I went for a girls night out with a Kiwi lass I'd met in Vientiane. She's one of a legion of English teachers in Thailand where your only qualification is a one month certificate in ESL and an ability to speak English. Many non-native English speakers also teach it, go figure! I've heard the pay is low, but it's good enough to live on in a cheap place like Thailand. Anyway, my friend has been teaching kindergarten kids for four years, and apparently it's a doddle.

I'd found this lass just a little out there, so I wasn't keen for a big night out, but Warren had tagged along and after a few beers we headed off to another bar to meet two of her friends. Now my friend was awfully straight compared with these two girls, they were total psychos!!

The first was an American lady in her late fourties, with 5 grandchildren and a serious drug habit that apparently she had recovered from. She confided in me that she would love to be one of those girls up on stage dancing half naked, and she did have the body for it too, lucky girl. So I encouraged her in acting out her fantasy, joining her on the dance floor, fully clothed I might assure you, whilst I helped my friend get over her inhibitions regarding exposing her body to a crass market in a girly bar. They were drinking more than me, but I do hope it helped her self esteem a little....

Meanwhile, our large busted English friend was explaining her business proposition, and the reason we were in this particular girlie bar in the first place. "Double F" was in the "security" business, having recently settled in Bangkok after six years travelling the world. There was a dark past involving an ex-husband and domestic violence, but she'd done well financially out of the divorce and now had a bit of money to spend.

Apparently the upstairs premises of most of these bars are empty - seems not everyone finds watching these girls gyrate all that sexy - so my new friend came up with a brilliant idea. A one off!! Indeed it is...

Advertise for midgets (note we are already using a derogatory term for "small people") who would like to work in a bar and do all that dancing shit. Oh, and there'll be a cage in one corner with a couple of midgets in there so we can really enjoy them like a zoo exhibit. They can dance on the tables without any OH&S issues regarding the ceiling, I mean it's brilliant!!!

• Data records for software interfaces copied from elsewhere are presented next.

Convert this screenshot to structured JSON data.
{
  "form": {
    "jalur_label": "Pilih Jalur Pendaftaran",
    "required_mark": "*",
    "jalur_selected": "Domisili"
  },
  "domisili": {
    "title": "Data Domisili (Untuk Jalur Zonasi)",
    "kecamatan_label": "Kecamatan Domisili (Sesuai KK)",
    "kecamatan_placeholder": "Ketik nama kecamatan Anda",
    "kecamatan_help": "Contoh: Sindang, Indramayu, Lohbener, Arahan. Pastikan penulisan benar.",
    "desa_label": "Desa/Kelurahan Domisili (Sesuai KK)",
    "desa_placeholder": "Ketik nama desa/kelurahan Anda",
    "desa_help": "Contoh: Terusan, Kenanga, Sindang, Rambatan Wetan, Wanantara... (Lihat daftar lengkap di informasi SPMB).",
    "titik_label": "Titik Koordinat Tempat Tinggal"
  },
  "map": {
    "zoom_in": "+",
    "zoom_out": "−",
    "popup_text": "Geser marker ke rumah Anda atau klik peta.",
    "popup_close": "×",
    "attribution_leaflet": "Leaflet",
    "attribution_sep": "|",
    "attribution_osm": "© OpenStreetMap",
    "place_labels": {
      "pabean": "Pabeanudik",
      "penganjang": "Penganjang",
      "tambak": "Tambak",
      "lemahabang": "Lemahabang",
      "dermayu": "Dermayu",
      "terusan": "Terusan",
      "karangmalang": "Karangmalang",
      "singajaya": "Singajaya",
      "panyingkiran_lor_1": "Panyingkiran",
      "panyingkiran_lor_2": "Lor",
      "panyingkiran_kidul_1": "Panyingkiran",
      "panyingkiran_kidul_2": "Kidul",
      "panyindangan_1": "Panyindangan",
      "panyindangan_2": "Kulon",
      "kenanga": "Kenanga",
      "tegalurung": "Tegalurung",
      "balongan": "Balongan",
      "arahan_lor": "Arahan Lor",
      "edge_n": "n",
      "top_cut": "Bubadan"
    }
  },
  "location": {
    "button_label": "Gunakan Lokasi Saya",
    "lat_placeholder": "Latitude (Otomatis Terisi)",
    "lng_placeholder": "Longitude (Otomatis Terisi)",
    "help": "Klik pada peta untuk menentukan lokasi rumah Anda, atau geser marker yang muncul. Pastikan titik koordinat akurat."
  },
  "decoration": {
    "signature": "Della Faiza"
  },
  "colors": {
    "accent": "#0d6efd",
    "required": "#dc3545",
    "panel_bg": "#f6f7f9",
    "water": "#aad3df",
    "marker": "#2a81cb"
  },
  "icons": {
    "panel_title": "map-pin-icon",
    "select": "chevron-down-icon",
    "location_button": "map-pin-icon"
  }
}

My questions regarding exploitation were knocked down in flames. Apparently this is about respect, it's a unique opportunity for midgets to strut their stuff and be proud of their little bodies. And there's free health insurance thrown in as well. And they only have to dance and take their clothes off if they want to - of course they'll get more money if they do...

I didn't broach the subject of just who the target audience for this show was going to be. I'm not sure the average hot blooded male on a twirl through the go-go bars is going to find dancing midgets sexually attractive. Seems to me it's more a freak show, which is hardly about empowerment is it?

It was now 4am. We'd discussed the midget go-go girls, we'd got the grannie down to her bra and nickers, and we'd laughed silly on happy gas supplied by the bar owner, my friend's business partner. There was an offer to do a few lines of coke back at someone's flat, but it was time for me to call it a night and get out of The Twilight Zone!!